Way Back There
Tom Walker | On 19, Apr 2016
Colin Wallace photo
It was one of those days when you knew it was epic way back there.
The last storm cycle was a week ago and all of the easily accessible zones were already paved by sledders. Orion and I knew we had to go deeper into the mountains to get the goods.
At the gas station we each filled spare 20s and topped off our tanks to be sure we wouldn’t run out after the day’s roost and total of 90km of cat road. Rolling up to the parking lot, the sun began to crack through the clearing clouds. I haven’t felt this much stoke in a while, the moment felt so surreal.
Unfortunately the usual road in was way too icy and gnarly for the truck and enclosed trailer, so we were forced to park in the valley bottom, sacrificing our ski carbides on the rough road in. The switchbacks were bulletproof ice and some sections were even bare from too much sun exposure. Once we hit the defined snowline, we opened our throttles and roosted the next 35 km of buff cat road towards our distant destination.
At the road end, the single track led us into the dense forest valley. The first zone was tracked right out from the previous day’s crew so we straight lined farther into the mountain valley. It seemed the last crew in here must have run low on fuel when the snow was deeper during the last storm cycle since they had only just scratched the surface.
Ahead was a steep ascent to higher elevation. At the bottom, we checked out possible lines to climb. To the far left there was a decent window. Orion took the lead and punched up the face. The route was up a gully through dense trees, so there was really only one way up. After banging around in Orion’s trench and fighting the climb, we both ascended into a wide-open alpine meadow with no sled tracks in sight. Game on!
In the distance I could see a huge storm rolling into the alpine. Our visibility window was short so we made the most of it. Our throttles were “taped” for the next 30 minutes and the zone was soon paved. We took a break, dumped our 20s in and headed back into the trees just as the storm surrounded us. The rest of the day was spent picking technical lines through the trees and exploring this sick zone to the edge.

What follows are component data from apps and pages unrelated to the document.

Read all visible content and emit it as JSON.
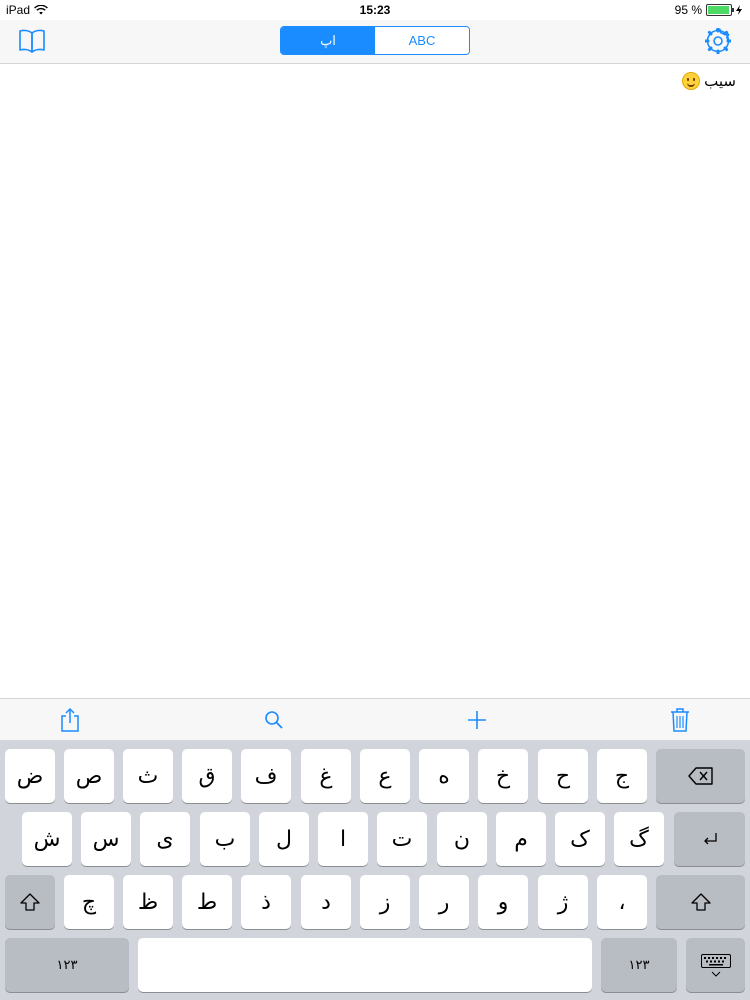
{
  "status_bar": {
    "device": "iPad",
    "time": "15:23",
    "battery": "95 %",
    "battery_level": 0.95,
    "battery_color": "#4cd964"
  },
  "nav": {
    "left_icon": "book-icon",
    "segments": [
      {
        "label": "اپ",
        "active": true
      },
      {
        "label": "ABC",
        "active": false
      }
    ],
    "right_icon": "gear-icon",
    "accent": "#1a8cff"
  },
  "content": {
    "entry_text": "سیب",
    "entry_icon": "smiley-emoji-icon"
  },
  "toolbar": {
    "icons": [
      "share-icon",
      "search-icon",
      "add-icon",
      "trash-icon"
    ]
  },
  "keyboard": {
    "row1": [
      "ض",
      "ص",
      "ث",
      "ق",
      "ف",
      "غ",
      "ع",
      "ه",
      "خ",
      "ح",
      "ج"
    ],
    "row2": [
      "ش",
      "س",
      "ی",
      "ب",
      "ل",
      "ا",
      "ت",
      "ن",
      "م",
      "ک",
      "گ"
    ],
    "row3": [
      "چ",
      "ظ",
      "ط",
      "ذ",
      "د",
      "ز",
      "ر",
      "و",
      "ژ",
      "،"
    ],
    "numbers_label_left": "١٢٣",
    "numbers_label_right": "١٢٣"
  }
}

It was time to leave on a high note and head back south to the truck. There’s always someone who gets pow hungry on the ride out and of course, Orion had to get one more deep carve which ended up into a trench carve! Both exhausted, we rolled his sled out of the chest-deep trench and both swore to stick to the trail from then on!